I had a work trip to southern Florida last week, somewhere I’ve never been. I DESPERATELY wanted to get out and do a bit of birding. Specifically, I wanted to see the Everglades. In a busy week of being gone, I found several hours one afternoon to get away and explore the Everglades a bit.
What a blast! I’m always amazed at how some birding trips turn into seemingly lifeless trips, where few birds are seen or photographed. At other times and places, birds can be incredibly abundant. It seems like I get 90% of my photos in about 10% of my birding efforts, and this was one of those ultra-productive times. Birds were everywhere! Given that I’d never been in the area before, I ended up picking up photos of 10 species I didn’t have before…pretty darn good for a few hours of birding, when I’ve been taking photos of birds for about 12 years now.
The Everglades were great. Some mentioned to try Shark Valley, an area on the northern edge of the Everglades that was relatively close to where I was staying. It wasn’t yet the “prime” time of year for Shark Valley, I was told, as bird really would start to concentrate in another month or so. Despite that, there were water birds galore. White Ibis, Little Blue Heron, Anhinga, Great Blue Heron, Great Egret, and more. The main path at Shark Valley is a 15-mile loop, with a 7-mile long canal of water along the west side of one half of the loop. After only about an hour of walking along that path, I picked up several new species, and many great photos. But, given it was my one afternoon to get out, I didn’t linger, and wanted to look around at other nearby locations.
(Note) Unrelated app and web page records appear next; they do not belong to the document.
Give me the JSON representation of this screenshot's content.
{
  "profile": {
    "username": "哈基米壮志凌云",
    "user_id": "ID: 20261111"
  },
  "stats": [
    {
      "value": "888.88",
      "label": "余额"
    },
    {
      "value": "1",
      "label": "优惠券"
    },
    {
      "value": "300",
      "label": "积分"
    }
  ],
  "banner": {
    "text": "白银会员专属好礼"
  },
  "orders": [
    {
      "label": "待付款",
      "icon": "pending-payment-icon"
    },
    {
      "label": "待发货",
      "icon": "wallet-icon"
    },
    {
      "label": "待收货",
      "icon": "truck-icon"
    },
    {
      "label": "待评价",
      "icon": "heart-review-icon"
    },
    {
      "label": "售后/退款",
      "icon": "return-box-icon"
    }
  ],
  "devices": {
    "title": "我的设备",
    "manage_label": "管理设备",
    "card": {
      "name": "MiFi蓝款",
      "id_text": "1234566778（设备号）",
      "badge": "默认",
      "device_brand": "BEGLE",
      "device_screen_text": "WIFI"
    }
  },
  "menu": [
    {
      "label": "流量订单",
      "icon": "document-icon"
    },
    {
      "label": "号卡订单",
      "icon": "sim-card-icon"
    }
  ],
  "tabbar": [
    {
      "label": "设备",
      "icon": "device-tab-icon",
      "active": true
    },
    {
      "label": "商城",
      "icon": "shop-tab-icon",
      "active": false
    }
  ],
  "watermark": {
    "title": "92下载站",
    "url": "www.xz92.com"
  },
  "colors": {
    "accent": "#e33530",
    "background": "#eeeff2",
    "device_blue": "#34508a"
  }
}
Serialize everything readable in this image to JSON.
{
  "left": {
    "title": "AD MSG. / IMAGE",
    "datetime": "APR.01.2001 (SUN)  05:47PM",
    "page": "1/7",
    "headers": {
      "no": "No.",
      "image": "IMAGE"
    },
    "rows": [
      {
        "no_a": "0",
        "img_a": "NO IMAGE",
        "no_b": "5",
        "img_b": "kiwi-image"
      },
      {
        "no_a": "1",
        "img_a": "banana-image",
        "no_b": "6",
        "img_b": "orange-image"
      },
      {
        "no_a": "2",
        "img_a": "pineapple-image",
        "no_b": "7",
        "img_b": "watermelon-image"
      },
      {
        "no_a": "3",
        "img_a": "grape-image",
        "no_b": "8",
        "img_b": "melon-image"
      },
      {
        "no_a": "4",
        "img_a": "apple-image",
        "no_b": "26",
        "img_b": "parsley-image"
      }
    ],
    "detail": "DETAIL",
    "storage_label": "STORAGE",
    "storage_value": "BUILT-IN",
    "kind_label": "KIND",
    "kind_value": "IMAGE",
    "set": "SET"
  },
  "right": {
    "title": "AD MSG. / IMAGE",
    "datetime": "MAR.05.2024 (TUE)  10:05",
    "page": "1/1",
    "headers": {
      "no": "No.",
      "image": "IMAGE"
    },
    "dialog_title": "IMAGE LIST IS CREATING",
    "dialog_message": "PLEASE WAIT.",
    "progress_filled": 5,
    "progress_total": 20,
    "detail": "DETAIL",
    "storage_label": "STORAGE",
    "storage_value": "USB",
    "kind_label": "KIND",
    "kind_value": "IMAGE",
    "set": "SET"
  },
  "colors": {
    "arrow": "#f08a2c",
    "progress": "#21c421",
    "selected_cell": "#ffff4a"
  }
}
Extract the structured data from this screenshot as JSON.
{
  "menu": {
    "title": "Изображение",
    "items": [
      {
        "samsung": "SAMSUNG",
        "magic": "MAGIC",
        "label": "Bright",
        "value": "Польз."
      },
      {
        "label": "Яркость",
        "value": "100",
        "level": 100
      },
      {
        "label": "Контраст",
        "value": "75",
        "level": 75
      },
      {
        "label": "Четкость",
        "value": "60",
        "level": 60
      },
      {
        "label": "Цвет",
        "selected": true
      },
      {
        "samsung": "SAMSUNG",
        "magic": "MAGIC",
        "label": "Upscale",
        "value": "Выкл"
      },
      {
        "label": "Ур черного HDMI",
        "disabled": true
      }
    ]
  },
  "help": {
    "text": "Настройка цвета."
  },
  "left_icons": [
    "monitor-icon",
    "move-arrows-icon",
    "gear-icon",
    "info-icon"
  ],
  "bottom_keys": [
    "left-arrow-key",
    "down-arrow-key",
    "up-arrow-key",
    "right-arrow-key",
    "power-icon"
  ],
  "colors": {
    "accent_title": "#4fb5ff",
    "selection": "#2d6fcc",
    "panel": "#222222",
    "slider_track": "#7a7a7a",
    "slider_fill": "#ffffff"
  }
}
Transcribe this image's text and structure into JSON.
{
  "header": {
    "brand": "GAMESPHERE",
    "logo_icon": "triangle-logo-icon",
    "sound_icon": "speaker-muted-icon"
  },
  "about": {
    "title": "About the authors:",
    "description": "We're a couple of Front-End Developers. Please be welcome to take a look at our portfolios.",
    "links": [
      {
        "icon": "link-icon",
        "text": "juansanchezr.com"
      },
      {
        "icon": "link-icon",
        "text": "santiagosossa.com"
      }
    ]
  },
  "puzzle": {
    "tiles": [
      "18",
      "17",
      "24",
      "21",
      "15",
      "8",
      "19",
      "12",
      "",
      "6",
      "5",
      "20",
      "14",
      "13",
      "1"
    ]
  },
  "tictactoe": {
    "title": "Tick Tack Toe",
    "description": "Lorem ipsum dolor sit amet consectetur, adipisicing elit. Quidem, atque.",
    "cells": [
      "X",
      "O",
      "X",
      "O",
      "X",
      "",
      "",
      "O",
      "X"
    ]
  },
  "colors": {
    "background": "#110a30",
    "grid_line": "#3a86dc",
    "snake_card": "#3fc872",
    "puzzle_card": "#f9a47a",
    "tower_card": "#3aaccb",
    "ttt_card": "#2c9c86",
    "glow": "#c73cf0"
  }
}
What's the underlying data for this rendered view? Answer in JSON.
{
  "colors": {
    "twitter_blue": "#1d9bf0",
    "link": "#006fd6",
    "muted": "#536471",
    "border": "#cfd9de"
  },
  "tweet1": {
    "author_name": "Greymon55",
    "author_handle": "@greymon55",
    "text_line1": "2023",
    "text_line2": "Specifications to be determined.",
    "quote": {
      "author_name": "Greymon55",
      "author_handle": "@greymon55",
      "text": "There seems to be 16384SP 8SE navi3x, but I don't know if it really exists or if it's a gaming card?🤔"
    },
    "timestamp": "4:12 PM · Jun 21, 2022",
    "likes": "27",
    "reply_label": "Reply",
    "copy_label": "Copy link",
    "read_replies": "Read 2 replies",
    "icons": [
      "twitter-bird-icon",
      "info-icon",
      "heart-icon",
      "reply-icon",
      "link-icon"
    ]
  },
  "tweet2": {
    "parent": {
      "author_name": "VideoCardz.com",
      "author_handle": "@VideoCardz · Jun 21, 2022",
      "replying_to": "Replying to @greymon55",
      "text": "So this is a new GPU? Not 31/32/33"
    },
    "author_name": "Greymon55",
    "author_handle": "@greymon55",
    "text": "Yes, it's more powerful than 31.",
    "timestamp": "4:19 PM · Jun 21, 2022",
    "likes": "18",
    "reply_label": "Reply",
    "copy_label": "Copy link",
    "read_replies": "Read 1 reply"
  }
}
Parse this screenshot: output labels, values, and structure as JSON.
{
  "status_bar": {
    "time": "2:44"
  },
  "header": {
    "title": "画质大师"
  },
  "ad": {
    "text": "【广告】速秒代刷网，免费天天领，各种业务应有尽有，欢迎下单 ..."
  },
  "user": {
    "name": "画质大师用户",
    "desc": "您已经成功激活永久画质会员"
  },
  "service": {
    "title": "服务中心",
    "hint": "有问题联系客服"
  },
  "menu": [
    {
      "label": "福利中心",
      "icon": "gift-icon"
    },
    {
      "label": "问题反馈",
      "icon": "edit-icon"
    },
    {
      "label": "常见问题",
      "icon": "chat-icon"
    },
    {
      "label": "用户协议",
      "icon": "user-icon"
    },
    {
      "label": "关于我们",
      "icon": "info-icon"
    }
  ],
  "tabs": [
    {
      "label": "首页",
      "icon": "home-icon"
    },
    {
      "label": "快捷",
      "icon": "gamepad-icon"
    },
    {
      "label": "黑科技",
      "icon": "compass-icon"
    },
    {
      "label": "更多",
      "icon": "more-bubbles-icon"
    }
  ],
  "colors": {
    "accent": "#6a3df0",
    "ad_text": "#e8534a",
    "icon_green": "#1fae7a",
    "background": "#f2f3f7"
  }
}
Someone at Shark Valley had mentioned a couple of roads in the Big Cypress National Reserve that were just 10 miles or so west of Shark Valley. I next went to Loop Road in the reserve, a 22-mile loop that goes through the Big Cypress National Reserve, with cypress swamp on both sides of the road. What an INCREDIBLE birding location! The cypress swamp was pressed up against the road on both sides in most locations, making photography or spotting birds very difficult. However, there were many culverts and mini bridges, in some places, bridges spaced every 100 yards or so. On either side of the road near the mini-bridges were little openings in the cypress swamp. You’d drive through thick forest, come up on one of these openings, and it was like a series of little dioramas. You never knew what the next little opening might have! It seemed like EVERY opening had some birds (or alligators!) hanging out. There were many birds at Shark Valley in the Everglades, but the number of birds there was dwarfed by what I saw in the Big Cypress National Reserve. Wood Storks were downright common (another new species!), along with more of the wading bird species that were seen at Shark Valley. Red-shouldered Hawks were hanging out by the road in a few locations, and were incredibly tame, allowing very close photos. In the hour and a half I drove through the 22-mile loop, I ended up taking almost 500 photos! It was one of the most productive photography times I’ve ever had.
As the clock hit 4:00 and the sunlight started to fade, I tried one more road in the Big Cypress National Reserve, and if anything, this road on the north side of Highway 41 had even more birds than did the Loup Road. An absolutely fabulous way to end a great day of birding, seeing scores of wading birds and other birds flying in to their nighttime roosts.
It’s definitely a place I want to get back to some day, and spend more than just a few hours!